Derrick Roberts co-first author on paper on the use of self-assembled molecular cages to transmit molecular signals.
A reaction cascade is like the Olympic torch relay, where each runner represents a single chemical reaction, and the torch represents a chemical signal.Derrick Roberts and Ben Pilgrim
Scientists have developed a way to transmit molecular signals using artificial self-assembled molecular cages – which could eventually lead to the construction of complex chemical sensors and reactors with broad applications for industry and medicine.
The research, 'Signal transduction in a covalent post-assembly modification cascade', was published in Nature Chemistry last week. Gates Cambridge Scholar Dr Derrick Roberts  and Dr Ben Pilgrim from the Department of Chemistry at the University of Cambridge are co-first authors.
It investigates how self-assembled molecular cages can be used in artificial signal transduction, which is inspired by molecular signalling from a cell’s exterior to its interior. It focuses on reaction cascades, which are sequences of two or more chemical reactions connected so that the output of one reaction serves as the input of another. This is one of the main ways cells send and receive signals.
The co-authors write: “A reaction cascade is like the Olympic torch relay, where each runner represents a single chemical reaction, and the torch represents a chemical signal. The relay begins with the torch (signal) in the hands of the first runner (the first reaction), with each subsequent runner waiting for the torch before starting their leg of the relay. The torch travels great distances as it is passed from runner to runner until it reaches the Olympic stadium. Similarly, the sequential reactions in a cascade can carry a microscopic chemical signal across macroscopic distances. Cells make use of this relay effect to transmit biochemical signals around the body.”

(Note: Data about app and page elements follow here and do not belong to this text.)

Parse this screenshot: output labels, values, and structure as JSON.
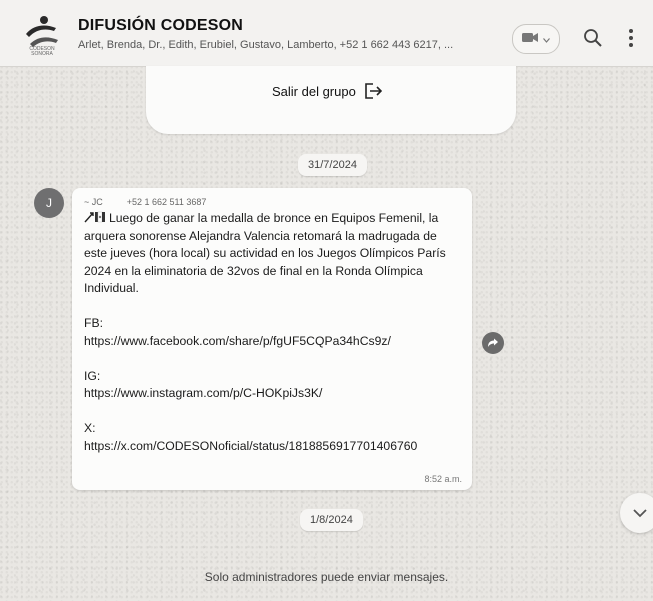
{
  "header": {
    "title": "DIFUSIÓN CODESON",
    "members": "Arlet, Brenda, Dr., Edith, Erubiel, Gustavo, Lamberto, +52 1 662 443 6217, ...",
    "logo_text": "CODESON SONORA",
    "icons": [
      "video-call-icon",
      "search-icon",
      "menu-icon"
    ]
  },
  "group_card": {
    "exit_label": "Salir del grupo"
  },
  "dates": {
    "first": "31/7/2024",
    "second": "1/8/2024"
  },
  "message": {
    "avatar_initial": "J",
    "sender_name": "~ JC",
    "sender_phone": "+52 1 662 511 3687",
    "text": "Luego de ganar la medalla de bronce en Equipos Femenil, la arquera sonorense Alejandra Valencia retomará la madrugada de este jueves (hora local) su actividad en los Juegos Olímpicos París 2024 en la eliminatoria de 32vos de final en la Ronda Olímpica Individual.",
    "fb_label": "FB:",
    "fb_link": "https://www.facebook.com/share/p/fgUF5CQPa34hCs9z/",
    "ig_label": "IG:",
    "ig_link": "https://www.instagram.com/p/C-HOKpiJs3K/",
    "x_label": "X:",
    "x_link": "https://x.com/CODESONoficial/status/1818856917701406760",
    "time": "8:52 a.m."
  },
  "footer": {
    "note": "Solo administradores puede enviar mensajes."
  }
}
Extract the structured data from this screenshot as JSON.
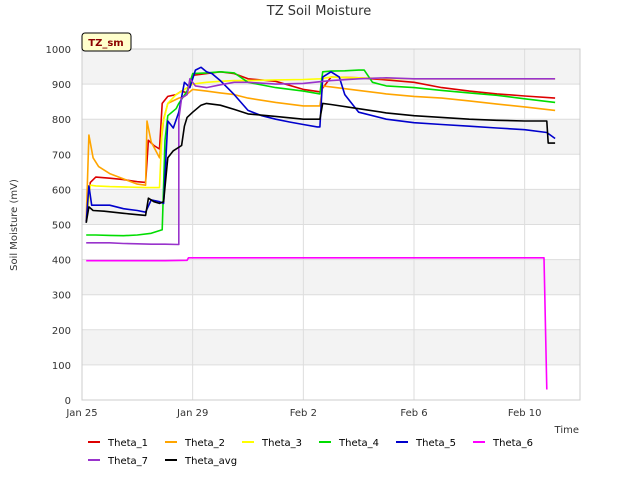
{
  "chart_data": {
    "type": "line",
    "title": "TZ Soil Moisture",
    "badge": "TZ_sm",
    "xlabel": "Time",
    "ylabel": "Soil Moisture (mV)",
    "xlim": [
      0,
      18
    ],
    "ylim": [
      0,
      1000
    ],
    "x_ticks": [
      {
        "x": 0,
        "label": "Jan 25"
      },
      {
        "x": 4,
        "label": "Jan 29"
      },
      {
        "x": 8,
        "label": "Feb 2"
      },
      {
        "x": 12,
        "label": "Feb 6"
      },
      {
        "x": 16,
        "label": "Feb 10"
      }
    ],
    "y_ticks": [
      0,
      100,
      200,
      300,
      400,
      500,
      600,
      700,
      800,
      900,
      1000
    ],
    "grid": true,
    "legend_position": "bottom",
    "series": [
      {
        "name": "Theta_1",
        "color": "#dd0000",
        "x": [
          0.15,
          0.3,
          0.5,
          1.0,
          1.5,
          2.0,
          2.3,
          2.4,
          2.6,
          2.8,
          2.9,
          3.1,
          3.4,
          3.6,
          3.8,
          4.0,
          4.5,
          5.0,
          5.5,
          6.0,
          7.0,
          8.0,
          8.6,
          9.0,
          10.0,
          11.0,
          12.0,
          13.0,
          14.0,
          15.0,
          16.0,
          17.1
        ],
        "y": [
          510,
          620,
          635,
          632,
          628,
          622,
          620,
          740,
          725,
          715,
          845,
          865,
          870,
          880,
          875,
          925,
          930,
          935,
          930,
          915,
          908,
          885,
          878,
          920,
          918,
          912,
          905,
          890,
          880,
          872,
          866,
          860
        ]
      },
      {
        "name": "Theta_2",
        "color": "#ffa500",
        "x": [
          0.15,
          0.25,
          0.4,
          0.6,
          1.0,
          1.5,
          2.0,
          2.3,
          2.35,
          2.5,
          2.8,
          2.95,
          3.1,
          3.5,
          3.7,
          4.0,
          4.5,
          5.0,
          5.5,
          6.0,
          7.0,
          8.0,
          8.6,
          8.7,
          9.0,
          10.0,
          11.0,
          12.0,
          13.0,
          14.0,
          15.0,
          16.0,
          17.1
        ],
        "y": [
          510,
          755,
          690,
          665,
          645,
          630,
          615,
          612,
          795,
          735,
          690,
          800,
          845,
          860,
          865,
          885,
          880,
          875,
          870,
          860,
          848,
          838,
          838,
          895,
          892,
          882,
          872,
          865,
          860,
          852,
          843,
          835,
          825
        ]
      },
      {
        "name": "Theta_3",
        "color": "#ffff00",
        "x": [
          0.15,
          0.3,
          0.5,
          1.0,
          1.5,
          2.0,
          2.3,
          2.8,
          2.9,
          3.1,
          3.4,
          3.7,
          4.0,
          4.5,
          5.0,
          5.5,
          6.0,
          7.0,
          8.0,
          8.6,
          9.0,
          10.0,
          11.0,
          12.0,
          13.0,
          14.0,
          15.0,
          16.0,
          17.1
        ],
        "y": [
          505,
          612,
          610,
          608,
          607,
          606,
          605,
          605,
          780,
          845,
          870,
          885,
          900,
          905,
          908,
          910,
          910,
          912,
          913,
          915,
          920,
          918,
          916,
          915,
          915,
          915,
          915,
          915,
          915
        ]
      },
      {
        "name": "Theta_4",
        "color": "#00dd00",
        "x": [
          0.15,
          0.5,
          1.0,
          1.5,
          2.0,
          2.5,
          2.9,
          3.0,
          3.1,
          3.4,
          3.5,
          3.8,
          4.0,
          4.5,
          5.0,
          5.5,
          6.0,
          7.0,
          8.0,
          8.6,
          8.7,
          9.0,
          9.5,
          10.0,
          10.2,
          10.5,
          11.0,
          12.0,
          13.0,
          14.0,
          15.0,
          16.0,
          17.1
        ],
        "y": [
          470,
          470,
          469,
          468,
          470,
          475,
          485,
          740,
          810,
          830,
          845,
          880,
          930,
          932,
          935,
          932,
          905,
          890,
          880,
          872,
          935,
          937,
          938,
          940,
          940,
          905,
          895,
          890,
          882,
          875,
          868,
          858,
          848
        ]
      },
      {
        "name": "Theta_5",
        "color": "#0000cc",
        "x": [
          0.15,
          0.25,
          0.35,
          0.6,
          1.0,
          1.5,
          2.0,
          2.3,
          2.5,
          2.8,
          2.95,
          3.1,
          3.3,
          3.5,
          3.7,
          3.9,
          4.1,
          4.3,
          4.5,
          4.7,
          5.0,
          5.5,
          6.0,
          6.5,
          7.0,
          7.5,
          8.0,
          8.5,
          8.6,
          8.7,
          9.0,
          9.3,
          9.5,
          10.0,
          11.0,
          12.0,
          13.0,
          14.0,
          15.0,
          16.0,
          16.8,
          17.1
        ],
        "y": [
          505,
          610,
          555,
          555,
          555,
          545,
          540,
          535,
          570,
          565,
          560,
          795,
          775,
          820,
          905,
          890,
          940,
          948,
          935,
          930,
          910,
          870,
          825,
          810,
          800,
          792,
          785,
          778,
          778,
          920,
          935,
          920,
          870,
          820,
          800,
          790,
          785,
          780,
          775,
          770,
          762,
          745
        ]
      },
      {
        "name": "Theta_6",
        "color": "#ff00ff",
        "x": [
          0.15,
          1.0,
          2.0,
          3.0,
          3.8,
          3.85,
          5.0,
          6.0,
          8.0,
          10.0,
          12.0,
          14.0,
          16.0,
          16.7,
          16.8
        ],
        "y": [
          397,
          397,
          397,
          397,
          398,
          405,
          405,
          405,
          405,
          405,
          405,
          405,
          405,
          405,
          30
        ]
      },
      {
        "name": "Theta_7",
        "color": "#9933cc",
        "x": [
          0.15,
          0.5,
          1.0,
          1.5,
          2.0,
          2.5,
          3.0,
          3.5,
          3.5,
          3.6,
          3.8,
          3.9,
          4.1,
          4.5,
          5.0,
          5.5,
          6.0,
          7.0,
          8.0,
          9.0,
          10.0,
          11.0,
          12.0,
          13.0,
          14.0,
          15.0,
          16.0,
          17.1
        ],
        "y": [
          448,
          448,
          448,
          446,
          445,
          444,
          444,
          443,
          800,
          860,
          870,
          915,
          895,
          890,
          898,
          905,
          905,
          900,
          902,
          910,
          915,
          918,
          915,
          915,
          915,
          915,
          915,
          915
        ]
      },
      {
        "name": "Theta_avg",
        "color": "#000000",
        "x": [
          0.15,
          0.25,
          0.4,
          0.8,
          1.5,
          2.0,
          2.3,
          2.4,
          2.6,
          2.8,
          2.95,
          3.1,
          3.3,
          3.6,
          3.7,
          3.8,
          4.0,
          4.3,
          4.5,
          5.0,
          5.5,
          6.0,
          7.0,
          8.0,
          8.6,
          8.7,
          9.0,
          10.0,
          11.0,
          12.0,
          13.0,
          14.0,
          15.0,
          16.0,
          16.8,
          16.85,
          17.1
        ],
        "y": [
          505,
          550,
          540,
          538,
          532,
          528,
          526,
          575,
          565,
          560,
          565,
          690,
          710,
          725,
          780,
          805,
          820,
          840,
          845,
          840,
          828,
          815,
          808,
          800,
          800,
          845,
          842,
          830,
          818,
          810,
          805,
          800,
          797,
          795,
          795,
          732,
          732
        ]
      }
    ]
  }
}
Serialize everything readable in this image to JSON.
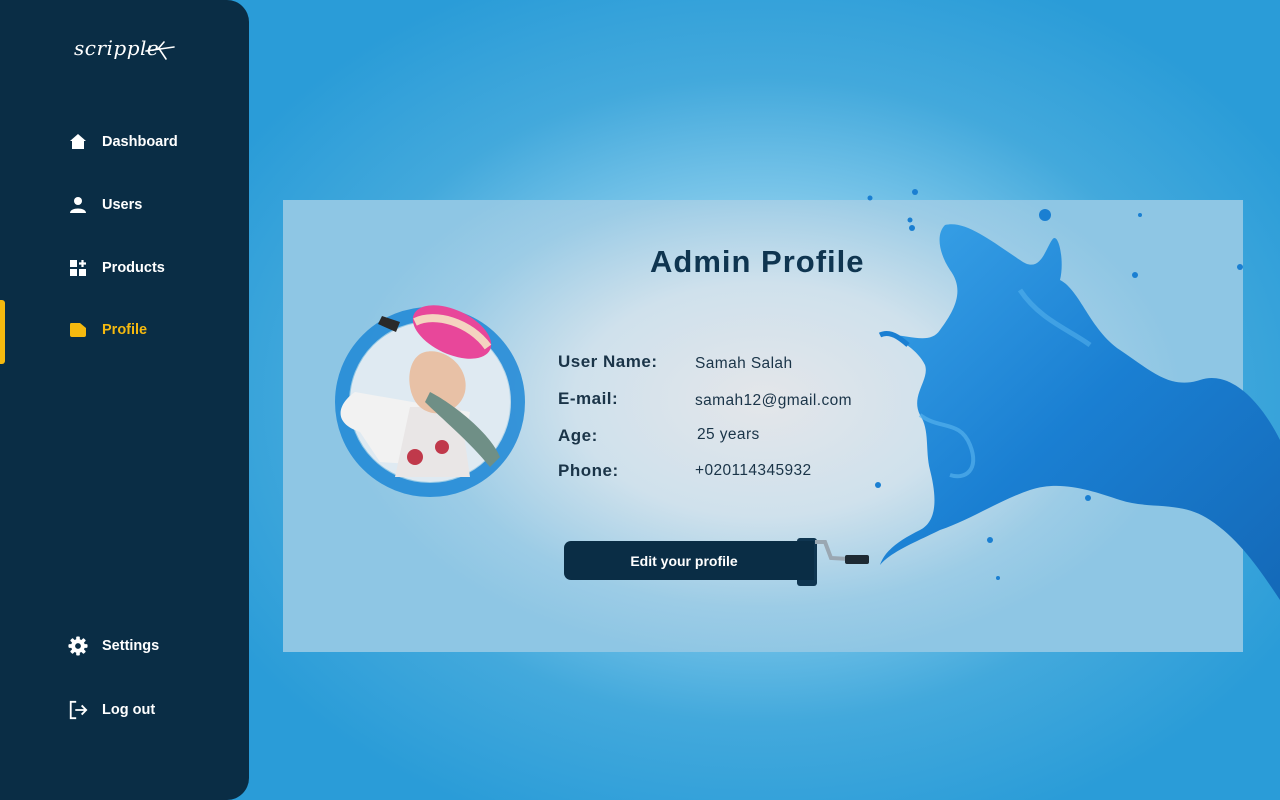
{
  "sidebar": {
    "logo_text": "scripple",
    "items": [
      {
        "label": "Dashboard",
        "icon": "home-icon"
      },
      {
        "label": "Users",
        "icon": "user-icon"
      },
      {
        "label": "Products",
        "icon": "grid-plus-icon"
      },
      {
        "label": "Profile",
        "icon": "folder-icon",
        "active": true
      }
    ],
    "bottom_items": [
      {
        "label": "Settings",
        "icon": "gear-icon"
      },
      {
        "label": "Log out",
        "icon": "logout-icon"
      }
    ]
  },
  "main": {
    "title": "Admin Profile",
    "fields": [
      {
        "label": "User Name:",
        "value": "Samah Salah"
      },
      {
        "label": "E-mail:",
        "value": "samah12@gmail.com"
      },
      {
        "label": "Age:",
        "value": "25 years"
      },
      {
        "label": "Phone:",
        "value": "+020114345932"
      }
    ],
    "edit_button": "Edit your profile"
  },
  "colors": {
    "sidebar_bg": "#0a2d45",
    "accent": "#f5b90f",
    "paint_blue": "#1d87d6"
  }
}
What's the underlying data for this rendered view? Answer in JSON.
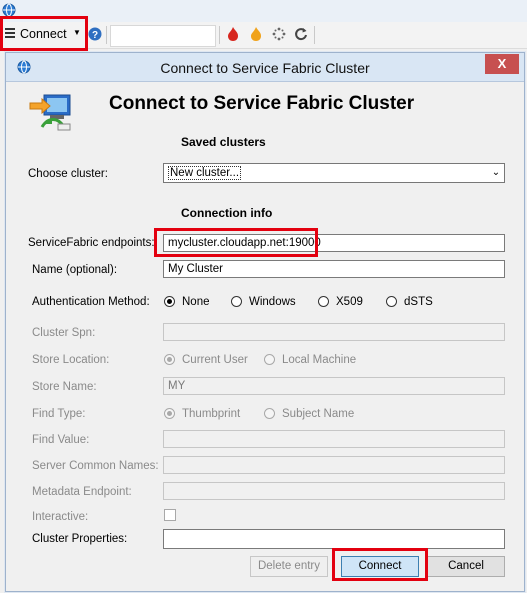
{
  "toolbar": {
    "connect_label": "Connect",
    "icons": [
      "globe-icon",
      "hamburger-icon",
      "dropdown-arrow-icon",
      "help-icon",
      "flame-red-icon",
      "flame-orange-icon",
      "spinner-icon",
      "refresh-icon"
    ]
  },
  "dialog": {
    "title": "Connect to Service Fabric Cluster",
    "heading": "Connect to Service Fabric Cluster",
    "close_label": "X"
  },
  "saved": {
    "section": "Saved clusters",
    "choose_label": "Choose cluster:",
    "choose_value": "New cluster..."
  },
  "conn": {
    "section": "Connection info",
    "endpoints_label": "ServiceFabric endpoints:",
    "endpoints_value": "mycluster.cloudapp.net:19000",
    "name_label": "Name (optional):",
    "name_value": "My Cluster"
  },
  "auth": {
    "label": "Authentication Method:",
    "options": [
      "None",
      "Windows",
      "X509",
      "dSTS"
    ],
    "selected": "None"
  },
  "cert": {
    "spn_label": "Cluster Spn:",
    "store_location_label": "Store Location:",
    "store_location_options": [
      "Current User",
      "Local Machine"
    ],
    "store_location_selected": "Current User",
    "store_name_label": "Store Name:",
    "store_name_value": "MY",
    "find_type_label": "Find Type:",
    "find_type_options": [
      "Thumbprint",
      "Subject Name"
    ],
    "find_type_selected": "Thumbprint",
    "find_value_label": "Find Value:",
    "common_names_label": "Server Common Names:",
    "metadata_label": "Metadata Endpoint:",
    "interactive_label": "Interactive:"
  },
  "props": {
    "label": "Cluster Properties:"
  },
  "buttons": {
    "delete": "Delete entry",
    "connect": "Connect",
    "cancel": "Cancel"
  },
  "colors": {
    "highlight": "#e3000f",
    "titlebar": "#d9e6f4",
    "close": "#c75050",
    "accent": "#cfe5f7"
  }
}
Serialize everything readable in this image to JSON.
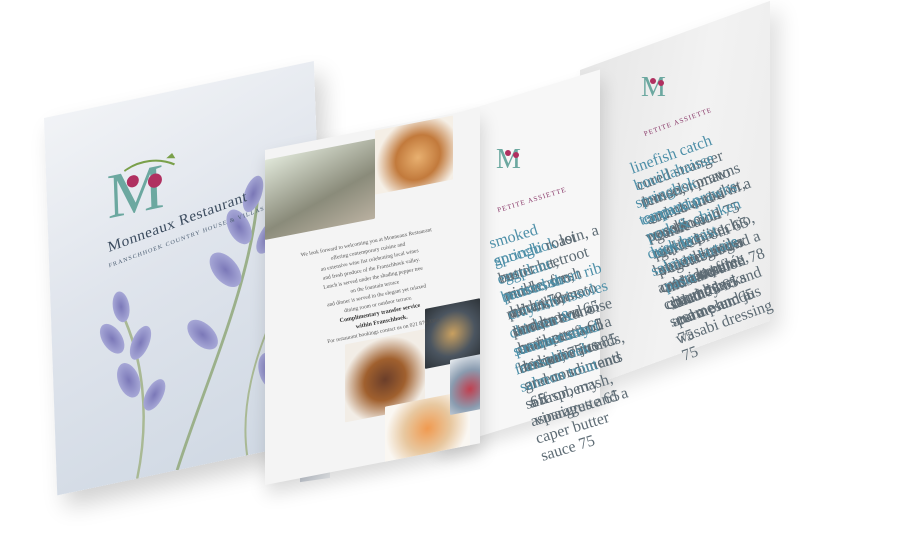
{
  "cover": {
    "title": "Monneaux Restaurant",
    "subtitle": "FRANSCHHOEK COUNTRY HOUSE & VILLAS"
  },
  "intro": {
    "p1": "We look forward to welcoming you at Monneaux Restaurant",
    "p2": "offering contemporary cuisine and",
    "p3": "an extensive wine list celebrating local wines",
    "p4": "and fresh produce of the Franschhoek valley.",
    "p5": "Lunch is served under the shading pepper tree",
    "p6": "on the fountain terrace",
    "p7": "and dinner is served in the elegant yet relaxed",
    "p8": "dining room or outdoor terrace.",
    "strong1": "Complimentary transfer service",
    "strong2": "within Franschhoek.",
    "p9": "For restaurant bookings contact us on 021 876 3386"
  },
  "middle_menu": {
    "heading": "PETITE ASSIETTE",
    "items": [
      {
        "dish": "smoked springbok",
        "text": "loin, a rustic beetroot pickle, fresh herbs 78"
      },
      {
        "dish": "gnocchi",
        "text": "roast butternut, mushroom, olives, tomato and brown 65"
      },
      {
        "dish": "eggplant parmesan",
        "text": "panenhouse tomato and a basil pesto 65"
      },
      {
        "dish": "braised short rib",
        "text": "red wine, pommes croquette and a red wine jus 85"
      },
      {
        "dish": "crayfish rissoles",
        "text": "lime, a brunoise and a seafood bisque 75"
      },
      {
        "dish": "chicken & prawn curry",
        "text": "aromatic rice and condiments 65"
      },
      {
        "dish": "summer salad",
        "text": "berries, almonds, greens sour and a raspberry vinaigrette 65"
      },
      {
        "dish": "franschhoek salmon trout",
        "text": "saffron, mash, asparagus and a caper butter sauce 75"
      }
    ]
  },
  "right_menu": {
    "heading": "PETITE ASSIETTE",
    "items": [
      {
        "dish": "linefish catch",
        "text": "cured stranger lemon, tomato crumb and a garlic aioli 75"
      },
      {
        "dish": "bouillabaisse",
        "text": "mussels, prawns and calamari in a tomato and garlic broth 65"
      },
      {
        "dish": "springbok carpaccio",
        "text": "rocket, pecorino, pickled vegetables and a mustard aioli 78"
      },
      {
        "dish": "tempura prawns",
        "text": "wasabi mayonnaise, pickled ginger and a sesame salad 75"
      },
      {
        "dish": "pork & chicken terrine",
        "text": "pistachio, cherries and a red onion chutney 65"
      },
      {
        "dish": "duck breast",
        "text": "braised lentils, celeriac purée, charred leeks and a plum jus 75"
      },
      {
        "dish": "salmon tartare",
        "text": "avocado, cucumber, sesame and a wasabi dressing 75"
      },
      {
        "dish": "pasta",
        "text": "truffle mushroom and parmesan 65"
      }
    ]
  }
}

Inspired by the role of reaction cascades in biological signalling, the researchers designed a non-biological signal transduction system that could model key features of its biological counterparts. The cascade system was comprised of two self-assembled molecular cages: a cube, which is empty, and a tetrahedron, which carries a payload (a negatively charged ion) within its central cavity. Initially, both cages are dissolved in a polar solvent called acetonitrile and they are not easily separated. The addition of a signalling molecule triggers the reaction cascade, which results in the addition of long chains of carbon and hydrogen atoms (which are very greasy or ‘lipophilic’, meaning they tend to dissolve in fats or lipids) to the tetrahedron. As a result, the tetrahedron becomes less soluble in acetonitrile than the cube, allowing it and its payload to be extracted into a more oily (non-polar) solvent.
The researchers say their study offers the first proof-of-concept for achieving the transmission of molecular signals from a cell's exterior to its interior using a reaction cascade that features self-assembled cage molecules. They add that their ability to selectively separate two initially inseparable cage molecules may prove important for developing new separation techniques and more sophisticated catalyst systems.
Derrick, who was based at Trinity College, says: “One of the most promising applications for molecular cages to use them as "nanocontainers" – tiny little spaces that can trap specific molecules or that can host chemical reactions. My vision for our research is to use reaction cascades to control the behaviour of these nanocontainers, such as instructing them to capture or release a guest molecule, and to direct their phase behaviour (i.e., whether they will dissolve in a water-like or oil-like phase).
“This level of control could allow scientists to build sophisticated chemical reactors that would revolutionise how the chemical industry makes important compounds, from medicines to agrochemicals. It could also allow scientists to build complex chemical sensors to detect environmental pollutants or tiny levels of chemicals in the bloodstream for the early diagnosis of diseases like cancer.”
Picture credit of Seoul Olympic toruch: Wikimedia.
- 2012 PhD Chemistry
- Trinity College
I was born in Singapore in 1988 and was raised in Sydney, Australia. From 2007–2010, I undertook a BSc. (Adv) Hons. at the University of Sydney, Australia, for which I was awarded first class honours and the University Medal in Physical/Organic Chemistry. In 2012 I obtained an MSc. in polymer chemistry from Sydney University under the supervision of Professors Sebastien Perrier and Maxwell J. Crossley. From 2013 to 2016, I was awarded a Gates Cambridge Scholarship to undertake PhD studies under Professor Jonathan Nitschke at the University of Cambridge. My PhD thesis explored the covalent post-assembly modification of metallosupramolecular architectures.
From February 2017-2019, I undertook a Marie Curie Postdoctoral Fellowship in the Stevens Group at the Karolinska Institute, Sweden. My work focused on the preparation of stimuli-responsive synthetic biomaterials for accelerating the healing of chronic skin wounds.
From June 2019, I will join the faculty at the University of Sydney's school of chemistry as a Discovery Early Career Research Award Fellow, funded by the Australian Research Council. My work will focus on stimuli-responsive self-assembled polymers.
University of Sydney MSc., Polymer Chemistry 2012
University of Sydney BSc. Adv (Hons 1M), Physical–Organic Chemistry 2010